Interface dataset entries
+ + +
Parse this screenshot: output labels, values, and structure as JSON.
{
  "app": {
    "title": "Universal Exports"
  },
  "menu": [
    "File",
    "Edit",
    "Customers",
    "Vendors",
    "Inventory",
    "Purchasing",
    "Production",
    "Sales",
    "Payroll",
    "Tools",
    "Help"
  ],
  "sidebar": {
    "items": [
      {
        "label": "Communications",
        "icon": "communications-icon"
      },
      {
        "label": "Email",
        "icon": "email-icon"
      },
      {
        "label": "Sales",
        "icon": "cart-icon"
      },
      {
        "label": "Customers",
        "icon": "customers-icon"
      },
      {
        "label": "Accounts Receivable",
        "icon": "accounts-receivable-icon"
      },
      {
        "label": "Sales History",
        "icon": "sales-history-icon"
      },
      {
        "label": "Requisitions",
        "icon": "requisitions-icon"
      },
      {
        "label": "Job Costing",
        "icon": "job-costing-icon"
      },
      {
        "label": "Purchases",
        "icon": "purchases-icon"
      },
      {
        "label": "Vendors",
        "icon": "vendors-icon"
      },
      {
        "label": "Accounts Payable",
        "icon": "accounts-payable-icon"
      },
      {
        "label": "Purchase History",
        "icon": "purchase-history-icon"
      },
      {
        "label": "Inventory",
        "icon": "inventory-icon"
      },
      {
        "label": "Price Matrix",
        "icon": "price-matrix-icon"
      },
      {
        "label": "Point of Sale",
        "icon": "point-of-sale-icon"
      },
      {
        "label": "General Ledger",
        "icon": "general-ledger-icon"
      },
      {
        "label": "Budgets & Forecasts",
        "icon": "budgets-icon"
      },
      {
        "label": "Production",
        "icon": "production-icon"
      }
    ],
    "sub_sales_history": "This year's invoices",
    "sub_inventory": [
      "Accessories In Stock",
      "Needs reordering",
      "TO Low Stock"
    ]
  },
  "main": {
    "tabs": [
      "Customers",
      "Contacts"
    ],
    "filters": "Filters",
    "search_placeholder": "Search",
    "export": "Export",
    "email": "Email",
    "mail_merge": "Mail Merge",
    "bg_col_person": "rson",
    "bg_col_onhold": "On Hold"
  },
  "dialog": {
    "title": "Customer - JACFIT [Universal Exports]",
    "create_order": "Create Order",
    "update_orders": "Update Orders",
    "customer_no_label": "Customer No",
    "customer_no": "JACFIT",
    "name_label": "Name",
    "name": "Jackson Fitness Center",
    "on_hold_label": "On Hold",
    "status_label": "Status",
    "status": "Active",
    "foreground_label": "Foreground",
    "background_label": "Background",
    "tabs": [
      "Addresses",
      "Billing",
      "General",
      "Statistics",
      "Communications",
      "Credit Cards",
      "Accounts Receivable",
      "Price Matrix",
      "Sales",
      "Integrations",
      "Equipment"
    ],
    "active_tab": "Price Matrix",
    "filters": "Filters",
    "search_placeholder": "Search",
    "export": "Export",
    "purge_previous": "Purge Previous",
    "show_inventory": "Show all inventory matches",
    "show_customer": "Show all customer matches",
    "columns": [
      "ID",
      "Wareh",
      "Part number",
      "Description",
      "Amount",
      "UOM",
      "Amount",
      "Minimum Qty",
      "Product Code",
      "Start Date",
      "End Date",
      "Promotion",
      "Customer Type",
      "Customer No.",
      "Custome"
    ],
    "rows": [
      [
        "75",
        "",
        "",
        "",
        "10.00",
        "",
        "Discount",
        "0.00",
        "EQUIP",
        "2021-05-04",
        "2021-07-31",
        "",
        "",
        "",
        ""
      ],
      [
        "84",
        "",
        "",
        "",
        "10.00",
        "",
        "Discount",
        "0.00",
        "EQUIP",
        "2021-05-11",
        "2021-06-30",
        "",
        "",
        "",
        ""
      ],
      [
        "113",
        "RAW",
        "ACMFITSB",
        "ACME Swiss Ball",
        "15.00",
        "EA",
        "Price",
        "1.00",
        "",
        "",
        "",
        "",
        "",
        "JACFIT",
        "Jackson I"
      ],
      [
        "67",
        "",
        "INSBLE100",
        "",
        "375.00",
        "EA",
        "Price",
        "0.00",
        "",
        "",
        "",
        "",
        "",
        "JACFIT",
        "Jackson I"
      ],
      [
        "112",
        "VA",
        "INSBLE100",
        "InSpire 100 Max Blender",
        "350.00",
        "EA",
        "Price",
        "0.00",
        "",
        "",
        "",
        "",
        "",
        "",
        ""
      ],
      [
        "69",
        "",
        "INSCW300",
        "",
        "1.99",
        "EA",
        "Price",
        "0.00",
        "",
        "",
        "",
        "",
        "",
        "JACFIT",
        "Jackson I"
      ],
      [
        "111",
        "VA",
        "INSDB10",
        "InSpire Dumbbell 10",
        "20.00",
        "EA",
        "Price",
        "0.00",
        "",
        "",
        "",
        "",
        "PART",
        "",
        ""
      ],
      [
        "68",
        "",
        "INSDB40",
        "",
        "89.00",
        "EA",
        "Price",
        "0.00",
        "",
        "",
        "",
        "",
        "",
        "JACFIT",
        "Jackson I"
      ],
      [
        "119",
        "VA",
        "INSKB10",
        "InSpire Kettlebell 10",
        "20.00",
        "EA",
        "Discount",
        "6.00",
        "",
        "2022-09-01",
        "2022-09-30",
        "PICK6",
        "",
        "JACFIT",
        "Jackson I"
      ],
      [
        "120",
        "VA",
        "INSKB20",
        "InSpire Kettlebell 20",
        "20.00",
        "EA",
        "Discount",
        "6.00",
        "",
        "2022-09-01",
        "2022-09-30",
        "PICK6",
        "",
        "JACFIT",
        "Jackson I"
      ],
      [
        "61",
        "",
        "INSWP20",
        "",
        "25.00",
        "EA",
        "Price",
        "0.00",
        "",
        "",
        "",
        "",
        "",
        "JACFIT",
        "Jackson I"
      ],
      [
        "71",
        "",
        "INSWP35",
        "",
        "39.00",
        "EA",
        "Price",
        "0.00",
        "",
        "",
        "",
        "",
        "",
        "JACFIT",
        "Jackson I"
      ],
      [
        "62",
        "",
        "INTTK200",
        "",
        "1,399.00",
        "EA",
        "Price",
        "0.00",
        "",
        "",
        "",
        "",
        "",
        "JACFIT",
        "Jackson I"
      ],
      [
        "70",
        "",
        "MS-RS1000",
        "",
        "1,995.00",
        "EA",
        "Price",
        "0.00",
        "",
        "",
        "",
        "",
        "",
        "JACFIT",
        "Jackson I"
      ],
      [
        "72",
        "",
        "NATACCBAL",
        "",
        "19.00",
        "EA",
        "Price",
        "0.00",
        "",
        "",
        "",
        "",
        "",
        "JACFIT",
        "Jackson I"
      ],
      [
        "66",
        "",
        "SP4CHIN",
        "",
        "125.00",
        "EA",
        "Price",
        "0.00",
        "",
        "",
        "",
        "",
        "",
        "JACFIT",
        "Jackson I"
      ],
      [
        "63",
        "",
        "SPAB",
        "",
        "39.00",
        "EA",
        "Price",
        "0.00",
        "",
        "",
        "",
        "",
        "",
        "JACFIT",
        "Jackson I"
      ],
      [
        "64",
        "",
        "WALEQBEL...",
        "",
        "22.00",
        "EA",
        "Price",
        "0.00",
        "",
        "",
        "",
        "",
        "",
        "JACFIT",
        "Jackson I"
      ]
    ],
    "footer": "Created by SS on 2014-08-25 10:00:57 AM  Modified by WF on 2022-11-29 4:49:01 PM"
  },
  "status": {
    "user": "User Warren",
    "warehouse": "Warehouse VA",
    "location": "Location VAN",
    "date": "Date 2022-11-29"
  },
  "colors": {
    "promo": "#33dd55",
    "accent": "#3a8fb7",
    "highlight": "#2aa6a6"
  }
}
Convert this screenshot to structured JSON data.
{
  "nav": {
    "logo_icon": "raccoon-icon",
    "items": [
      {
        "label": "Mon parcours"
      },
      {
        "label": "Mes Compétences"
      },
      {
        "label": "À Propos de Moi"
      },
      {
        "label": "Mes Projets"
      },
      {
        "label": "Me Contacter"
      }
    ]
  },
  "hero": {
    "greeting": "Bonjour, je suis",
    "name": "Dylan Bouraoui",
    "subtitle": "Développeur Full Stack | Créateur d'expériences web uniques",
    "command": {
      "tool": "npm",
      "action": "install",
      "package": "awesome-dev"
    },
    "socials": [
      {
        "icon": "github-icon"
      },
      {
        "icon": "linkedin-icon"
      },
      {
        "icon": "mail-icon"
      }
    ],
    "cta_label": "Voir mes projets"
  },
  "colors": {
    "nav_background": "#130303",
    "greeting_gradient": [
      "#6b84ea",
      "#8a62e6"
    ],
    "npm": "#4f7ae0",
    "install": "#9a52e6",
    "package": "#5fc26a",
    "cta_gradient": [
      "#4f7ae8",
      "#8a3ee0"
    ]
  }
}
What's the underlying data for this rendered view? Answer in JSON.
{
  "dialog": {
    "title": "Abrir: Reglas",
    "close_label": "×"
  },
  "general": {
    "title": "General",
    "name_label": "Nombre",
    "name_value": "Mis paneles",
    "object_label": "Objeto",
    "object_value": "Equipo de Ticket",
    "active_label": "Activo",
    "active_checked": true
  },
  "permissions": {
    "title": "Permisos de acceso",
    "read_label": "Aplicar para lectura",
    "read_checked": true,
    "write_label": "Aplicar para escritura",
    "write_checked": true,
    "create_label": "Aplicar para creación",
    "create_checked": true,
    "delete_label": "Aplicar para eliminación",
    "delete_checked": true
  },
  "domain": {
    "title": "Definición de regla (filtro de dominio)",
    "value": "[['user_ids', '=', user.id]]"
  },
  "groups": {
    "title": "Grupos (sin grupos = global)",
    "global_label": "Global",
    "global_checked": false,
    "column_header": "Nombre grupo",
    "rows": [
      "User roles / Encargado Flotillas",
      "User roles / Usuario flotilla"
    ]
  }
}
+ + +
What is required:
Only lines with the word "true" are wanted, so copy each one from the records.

Your solution:
    "active_checked": true
    "read_checked": true,
    "write_checked": true,
    "create_checked": true,
    "delete_checked": true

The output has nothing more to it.